Today is the second anniversary of the violent attack on the Yazidis of Sinjar by ISIS fighters, resulting in the death, kidnapping, or enslavement of an estimated 10,000 Yazidis.
Last month, a state appeals court overturned Indiana woman Purvi Patel's feticide conviction, finding that the "Indiana legislature did not intended for the feticide statute to apply to illegal abortions or to be used to prosecute women for their own abortions."
The Summer Olympic Games are set to launch in Rio de Janeiro on Friday, and for the first time ever there will be a team composed entirely of refugees, shining a light on the global refugee crisis and providing hope for displaced people.
Continuing a pattern of recent federal court decisions in favor of voting rights, Judge Daniel L. Hovland of the U.S. District Court for North Dakota yesterday blocked enforcement of the state’s strict voter ID law.
Today, Massachusetts Governor Charlie Baker (R) signed into law what is arguably the nation’s strongest equal pay measure.
The state of Texas released a new draft of an informational pamphlet on abortion—and it contains numerous inaccuracies and biased information advocates say is meant to shame and scare women.
A panel of the US Court of Appeals for the Fourth Circuit has struck down North Carolina’s voter identification requirement, arguing that it was passed with racially discriminatory intent.
This week Hillary Clinton made history when she became the first woman ever to receive the nomination for President of the United States from a major political party.
The Seattle City Council is scheduled to vote this upcoming Monday on a citywide ban of LGBTQ conversion therapy.
The New York City Council voted on legislation that updates and strengthens the New York City Human Rights Law on July 26, which will protect domestic violence victims from housing discrimination.
The Alaska Supreme Court struck down a law last week that required physicians to notify the guardians of teenage minors seeking an abortion 48 hours prior to performing the procedure.
A 21-year-old student in India is recovering after she was abducted, drugged and raped by five men, two of whom are currently out on bail awaiting trial for gang raping the same woman in 2013.
A federal judge in Wisconsin issued a preliminary injunction on Tuesday that allows voters lacking a state approved photo ID to vote via affidavit in the upcoming November elections.
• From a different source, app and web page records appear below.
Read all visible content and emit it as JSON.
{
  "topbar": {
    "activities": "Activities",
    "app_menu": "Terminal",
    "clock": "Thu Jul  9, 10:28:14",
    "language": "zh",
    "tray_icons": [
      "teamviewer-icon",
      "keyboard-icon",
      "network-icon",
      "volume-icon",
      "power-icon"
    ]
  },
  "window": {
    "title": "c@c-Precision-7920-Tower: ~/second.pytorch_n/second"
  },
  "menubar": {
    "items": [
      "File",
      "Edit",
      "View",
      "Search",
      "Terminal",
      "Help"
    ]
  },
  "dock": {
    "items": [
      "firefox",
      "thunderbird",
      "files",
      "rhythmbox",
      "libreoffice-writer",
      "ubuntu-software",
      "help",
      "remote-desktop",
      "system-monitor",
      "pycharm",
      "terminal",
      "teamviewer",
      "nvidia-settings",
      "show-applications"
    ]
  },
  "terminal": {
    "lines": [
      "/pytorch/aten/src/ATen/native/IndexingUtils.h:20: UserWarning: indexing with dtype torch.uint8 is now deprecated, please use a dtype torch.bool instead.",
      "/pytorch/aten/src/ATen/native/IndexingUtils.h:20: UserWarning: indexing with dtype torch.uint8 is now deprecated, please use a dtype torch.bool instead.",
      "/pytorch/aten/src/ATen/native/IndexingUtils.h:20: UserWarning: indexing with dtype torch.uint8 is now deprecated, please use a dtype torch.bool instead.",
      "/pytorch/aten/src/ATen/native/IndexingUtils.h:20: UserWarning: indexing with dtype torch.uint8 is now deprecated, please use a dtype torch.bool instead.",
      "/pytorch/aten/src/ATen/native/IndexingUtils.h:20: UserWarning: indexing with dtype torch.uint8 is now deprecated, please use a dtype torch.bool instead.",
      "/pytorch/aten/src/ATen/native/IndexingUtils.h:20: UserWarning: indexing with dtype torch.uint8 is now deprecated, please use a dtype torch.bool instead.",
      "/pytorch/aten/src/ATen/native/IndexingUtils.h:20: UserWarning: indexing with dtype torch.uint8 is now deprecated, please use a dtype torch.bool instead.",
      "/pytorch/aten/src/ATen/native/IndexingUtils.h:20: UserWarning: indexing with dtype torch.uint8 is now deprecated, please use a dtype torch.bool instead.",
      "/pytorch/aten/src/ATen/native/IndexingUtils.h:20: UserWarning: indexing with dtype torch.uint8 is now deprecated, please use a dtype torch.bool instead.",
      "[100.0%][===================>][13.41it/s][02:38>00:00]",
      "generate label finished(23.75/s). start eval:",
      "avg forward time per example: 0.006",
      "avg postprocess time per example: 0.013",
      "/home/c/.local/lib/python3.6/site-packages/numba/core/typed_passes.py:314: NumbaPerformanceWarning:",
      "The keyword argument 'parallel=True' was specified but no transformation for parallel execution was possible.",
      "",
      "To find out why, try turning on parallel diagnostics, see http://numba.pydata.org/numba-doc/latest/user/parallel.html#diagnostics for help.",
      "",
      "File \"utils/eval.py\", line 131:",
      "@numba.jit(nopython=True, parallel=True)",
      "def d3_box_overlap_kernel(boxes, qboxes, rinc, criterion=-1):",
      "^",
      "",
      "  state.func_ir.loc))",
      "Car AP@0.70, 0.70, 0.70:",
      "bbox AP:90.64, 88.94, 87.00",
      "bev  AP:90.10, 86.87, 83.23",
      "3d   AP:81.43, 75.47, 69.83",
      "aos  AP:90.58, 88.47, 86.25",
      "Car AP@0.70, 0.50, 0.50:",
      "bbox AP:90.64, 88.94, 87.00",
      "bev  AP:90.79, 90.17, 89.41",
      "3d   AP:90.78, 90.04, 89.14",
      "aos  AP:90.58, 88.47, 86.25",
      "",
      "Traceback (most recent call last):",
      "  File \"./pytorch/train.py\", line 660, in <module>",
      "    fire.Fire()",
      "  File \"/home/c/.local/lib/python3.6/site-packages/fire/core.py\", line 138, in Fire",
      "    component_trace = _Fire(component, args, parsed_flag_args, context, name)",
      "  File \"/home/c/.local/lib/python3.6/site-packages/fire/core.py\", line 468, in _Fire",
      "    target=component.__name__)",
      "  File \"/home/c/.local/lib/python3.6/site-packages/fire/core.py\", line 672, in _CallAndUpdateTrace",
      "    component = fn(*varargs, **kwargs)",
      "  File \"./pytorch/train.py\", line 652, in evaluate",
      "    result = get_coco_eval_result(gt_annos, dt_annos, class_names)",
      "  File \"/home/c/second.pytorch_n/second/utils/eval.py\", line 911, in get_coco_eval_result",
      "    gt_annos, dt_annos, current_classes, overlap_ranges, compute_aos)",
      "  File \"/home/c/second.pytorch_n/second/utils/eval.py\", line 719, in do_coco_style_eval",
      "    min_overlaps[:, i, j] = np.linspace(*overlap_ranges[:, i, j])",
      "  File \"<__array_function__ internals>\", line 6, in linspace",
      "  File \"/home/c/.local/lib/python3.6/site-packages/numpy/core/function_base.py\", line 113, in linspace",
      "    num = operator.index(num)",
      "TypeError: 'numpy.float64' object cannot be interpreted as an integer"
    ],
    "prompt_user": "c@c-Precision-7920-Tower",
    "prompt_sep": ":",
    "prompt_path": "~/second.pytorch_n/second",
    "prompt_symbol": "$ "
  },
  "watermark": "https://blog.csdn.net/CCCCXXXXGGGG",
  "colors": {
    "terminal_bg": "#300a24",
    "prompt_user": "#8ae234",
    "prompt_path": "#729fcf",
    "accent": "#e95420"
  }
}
The U.S. Court of Appeals for the Fifth Circuit has ruled that Texas’ law requiring individuals to show a limited selection of government issued photo identification when they go to vote is racially discriminatory. Wednesday’s ruling marks a momentous victory in an already three-year-long court battle to challenge the strictest voter ID law in the...
South Africa is hosting the 2016 International AIDS Conference this week, bringing together policy makers, healthcare professionals and persons living with HIV to evaluate the current state of the pandemic and plot a course for moving forward.
A Pakistani celebrity, Qandeel Baloch, was violently strangled to death by her brother last week, in what he referred to as an “honor killing.”
Senator Mazie K. Hirono (D-HI) has introduced the Patsy T. Mink Gender Equity in Education Act (GEEA) in the Senate; a companion bill by the same name was introduced in the House by Congresswoman Louise M. Slaughter (D-NY).
Ten more states sued the Obama Administration last week over a federal directive requiring schools to allow transgender students to use restrooms that correspond with their gender identity, joining the eleven states that had already filed suit in May.
The House on Wednesday voted 245-182 to pass the Conscience Protection Act of 2016, a bill which would restrict access to abortion by allowing healthcare workers and health insurance providers to refuse to cover abortion services.